Sunday, November 19, 2006

Early and small

No meaningful post this week, I'm afraid. This weekend has been, in many regards, the worst of my life thus far. I've never been more anxious and fraught with aches. Try as I might, I can't look upon my situation, self-wrought as it substantially is, with any sort of Chestertonian cheerfulness, and must rather resign myself to the fact that though the illness was not my doing, the pile of work was.
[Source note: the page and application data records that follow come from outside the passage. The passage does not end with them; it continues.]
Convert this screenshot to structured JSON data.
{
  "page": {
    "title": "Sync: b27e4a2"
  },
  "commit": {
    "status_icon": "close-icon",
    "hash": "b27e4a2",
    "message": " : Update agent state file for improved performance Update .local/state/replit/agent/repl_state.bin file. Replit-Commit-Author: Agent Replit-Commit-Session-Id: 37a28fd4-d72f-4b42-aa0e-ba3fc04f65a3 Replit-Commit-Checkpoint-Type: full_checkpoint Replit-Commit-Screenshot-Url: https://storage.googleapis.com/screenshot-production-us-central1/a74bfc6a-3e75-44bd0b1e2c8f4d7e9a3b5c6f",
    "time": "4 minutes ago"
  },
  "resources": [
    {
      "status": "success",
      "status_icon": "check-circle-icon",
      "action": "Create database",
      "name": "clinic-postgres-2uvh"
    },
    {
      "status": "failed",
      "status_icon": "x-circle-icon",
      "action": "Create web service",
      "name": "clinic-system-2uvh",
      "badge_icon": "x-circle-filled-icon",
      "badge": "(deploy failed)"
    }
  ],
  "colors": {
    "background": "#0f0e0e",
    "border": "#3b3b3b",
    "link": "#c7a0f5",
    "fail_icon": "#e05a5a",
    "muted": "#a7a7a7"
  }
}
I ask for your prayers regardless, though I caution you that any prayers for healing should be coupled with fervent wishes that I straighten myself out.

Anyway, here's something that may interest the Shavians among our readership.

An obscure short play by George Bernard Shaw directly influenced the handling of Britain's abdication crisis, research shows.

The playlet, written 70 years ago, is said to have been brought to the attention of Edward VIII by Winston Churchill who suggested the King emulate the actions of Shaw's fictitious monarch.

In Shaw's drama The King, the Constitution and the Lady, a king takes on the twin establishments of church and polity to marry his twice-divorced American mistress Daisy Bell.

The playlet is based on The Apple Cart, an earlier Shaw comedy, in which King Magnus is pressured by his mistress to marry her but faces opposition from his prime minister on constitutional grounds.

[It continues in some detail]
At times like this, of course, one can only bellow "Shaw!" and shake one's fist.

1 comment:

Nancy C. Brown said...

I remembered to pray for you at mass yesterday and I'll continue to pray for you so that you a)get well and b) get your school work done.

I am only one person, I'm sure there are many praying for you, so I hope that knowing this helps in some small way.

God bless you.